*What is expected:* On every line of the listing, check for "this"; copy the lines that have it.

□ □ □

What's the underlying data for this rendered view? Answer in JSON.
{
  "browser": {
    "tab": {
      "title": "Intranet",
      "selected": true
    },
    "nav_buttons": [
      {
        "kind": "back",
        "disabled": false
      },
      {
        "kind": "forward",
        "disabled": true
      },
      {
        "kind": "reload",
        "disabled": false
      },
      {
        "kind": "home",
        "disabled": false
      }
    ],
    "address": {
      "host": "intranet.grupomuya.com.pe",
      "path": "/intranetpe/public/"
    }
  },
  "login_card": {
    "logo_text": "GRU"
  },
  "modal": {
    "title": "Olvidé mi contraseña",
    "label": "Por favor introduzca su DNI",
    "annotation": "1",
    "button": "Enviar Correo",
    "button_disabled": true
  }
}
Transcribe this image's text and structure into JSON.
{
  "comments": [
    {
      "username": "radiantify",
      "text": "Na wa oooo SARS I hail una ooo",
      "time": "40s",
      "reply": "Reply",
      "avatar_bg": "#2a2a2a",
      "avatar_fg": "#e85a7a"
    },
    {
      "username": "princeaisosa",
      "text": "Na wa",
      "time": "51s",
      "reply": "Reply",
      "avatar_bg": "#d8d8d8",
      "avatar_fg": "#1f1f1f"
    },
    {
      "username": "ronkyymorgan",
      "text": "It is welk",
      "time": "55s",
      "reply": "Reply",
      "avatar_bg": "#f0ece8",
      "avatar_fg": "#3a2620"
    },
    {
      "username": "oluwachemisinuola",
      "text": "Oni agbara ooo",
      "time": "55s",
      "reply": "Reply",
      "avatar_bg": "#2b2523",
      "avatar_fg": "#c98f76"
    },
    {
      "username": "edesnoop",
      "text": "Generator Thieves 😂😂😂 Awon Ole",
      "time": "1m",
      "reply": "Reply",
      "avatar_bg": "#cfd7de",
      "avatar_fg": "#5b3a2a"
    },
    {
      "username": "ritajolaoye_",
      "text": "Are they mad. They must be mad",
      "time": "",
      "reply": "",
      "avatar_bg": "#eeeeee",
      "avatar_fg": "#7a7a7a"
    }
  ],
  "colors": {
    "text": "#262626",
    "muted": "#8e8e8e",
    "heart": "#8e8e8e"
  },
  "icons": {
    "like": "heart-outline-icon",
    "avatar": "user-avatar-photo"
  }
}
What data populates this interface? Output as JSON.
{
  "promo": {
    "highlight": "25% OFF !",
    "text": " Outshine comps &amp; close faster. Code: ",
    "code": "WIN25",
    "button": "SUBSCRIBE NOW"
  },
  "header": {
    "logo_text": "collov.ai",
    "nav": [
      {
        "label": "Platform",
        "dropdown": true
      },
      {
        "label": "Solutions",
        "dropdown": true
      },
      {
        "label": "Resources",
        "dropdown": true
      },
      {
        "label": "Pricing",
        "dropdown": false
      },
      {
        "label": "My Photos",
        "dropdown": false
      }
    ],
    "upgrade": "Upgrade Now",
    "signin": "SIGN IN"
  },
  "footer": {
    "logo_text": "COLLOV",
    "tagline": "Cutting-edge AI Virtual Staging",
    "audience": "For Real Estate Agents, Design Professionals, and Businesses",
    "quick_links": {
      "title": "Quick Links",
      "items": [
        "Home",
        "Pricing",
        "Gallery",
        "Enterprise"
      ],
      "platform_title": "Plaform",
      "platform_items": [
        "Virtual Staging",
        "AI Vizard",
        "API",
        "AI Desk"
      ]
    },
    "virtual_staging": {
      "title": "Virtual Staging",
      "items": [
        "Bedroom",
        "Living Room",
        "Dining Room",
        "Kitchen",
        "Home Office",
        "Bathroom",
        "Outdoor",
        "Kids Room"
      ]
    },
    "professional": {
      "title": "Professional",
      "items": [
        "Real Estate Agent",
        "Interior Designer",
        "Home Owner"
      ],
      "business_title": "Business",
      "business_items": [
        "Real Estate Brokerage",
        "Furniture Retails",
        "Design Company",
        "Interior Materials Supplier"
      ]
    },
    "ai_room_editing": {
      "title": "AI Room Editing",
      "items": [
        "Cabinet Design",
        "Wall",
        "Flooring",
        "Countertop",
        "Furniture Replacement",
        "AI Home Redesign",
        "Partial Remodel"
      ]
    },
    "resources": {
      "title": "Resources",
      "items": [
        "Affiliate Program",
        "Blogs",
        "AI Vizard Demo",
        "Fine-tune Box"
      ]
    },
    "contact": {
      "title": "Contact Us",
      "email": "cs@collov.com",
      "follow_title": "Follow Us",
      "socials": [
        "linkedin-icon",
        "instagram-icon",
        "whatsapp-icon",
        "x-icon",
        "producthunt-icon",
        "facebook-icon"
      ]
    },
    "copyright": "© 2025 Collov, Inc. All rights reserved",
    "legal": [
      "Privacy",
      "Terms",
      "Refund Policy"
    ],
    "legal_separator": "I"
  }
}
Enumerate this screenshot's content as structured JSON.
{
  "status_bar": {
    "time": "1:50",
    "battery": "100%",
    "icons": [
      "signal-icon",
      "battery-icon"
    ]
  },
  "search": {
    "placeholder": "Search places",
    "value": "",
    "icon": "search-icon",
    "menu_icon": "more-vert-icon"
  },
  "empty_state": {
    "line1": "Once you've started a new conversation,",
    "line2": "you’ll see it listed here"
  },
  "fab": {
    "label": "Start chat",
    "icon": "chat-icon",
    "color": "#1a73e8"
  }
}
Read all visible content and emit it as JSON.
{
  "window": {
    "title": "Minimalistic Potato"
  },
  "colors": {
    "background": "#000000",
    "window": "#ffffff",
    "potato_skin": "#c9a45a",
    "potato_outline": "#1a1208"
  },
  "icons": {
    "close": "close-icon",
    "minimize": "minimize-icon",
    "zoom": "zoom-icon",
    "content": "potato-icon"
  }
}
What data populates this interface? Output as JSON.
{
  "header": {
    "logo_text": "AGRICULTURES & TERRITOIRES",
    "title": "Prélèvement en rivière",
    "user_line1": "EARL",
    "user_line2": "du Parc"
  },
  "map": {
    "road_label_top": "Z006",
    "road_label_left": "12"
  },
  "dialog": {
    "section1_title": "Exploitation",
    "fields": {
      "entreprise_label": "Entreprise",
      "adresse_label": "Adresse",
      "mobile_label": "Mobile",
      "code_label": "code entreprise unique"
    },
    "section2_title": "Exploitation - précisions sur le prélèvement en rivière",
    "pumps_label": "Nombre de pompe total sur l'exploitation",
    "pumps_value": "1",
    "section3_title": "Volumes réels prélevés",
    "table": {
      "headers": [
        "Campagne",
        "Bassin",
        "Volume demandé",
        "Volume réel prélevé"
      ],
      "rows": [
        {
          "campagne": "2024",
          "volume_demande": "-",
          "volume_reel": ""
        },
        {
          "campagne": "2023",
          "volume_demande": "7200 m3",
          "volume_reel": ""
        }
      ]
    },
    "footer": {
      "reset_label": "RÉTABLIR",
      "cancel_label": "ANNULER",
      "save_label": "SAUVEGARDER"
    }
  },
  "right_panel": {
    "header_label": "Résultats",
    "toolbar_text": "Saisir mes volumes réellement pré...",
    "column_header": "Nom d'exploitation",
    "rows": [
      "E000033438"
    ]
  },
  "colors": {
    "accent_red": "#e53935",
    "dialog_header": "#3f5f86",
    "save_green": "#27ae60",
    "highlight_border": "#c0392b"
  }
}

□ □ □

*Answer section:*
What's the underlying data for this rendered view? Answer in JSON.
Transcribe this image's text and structure into JSON.
What data populates this interface? Output as JSON.
Enumerate this screenshot's content as structured JSON.
What data populates this interface? Output as JSON.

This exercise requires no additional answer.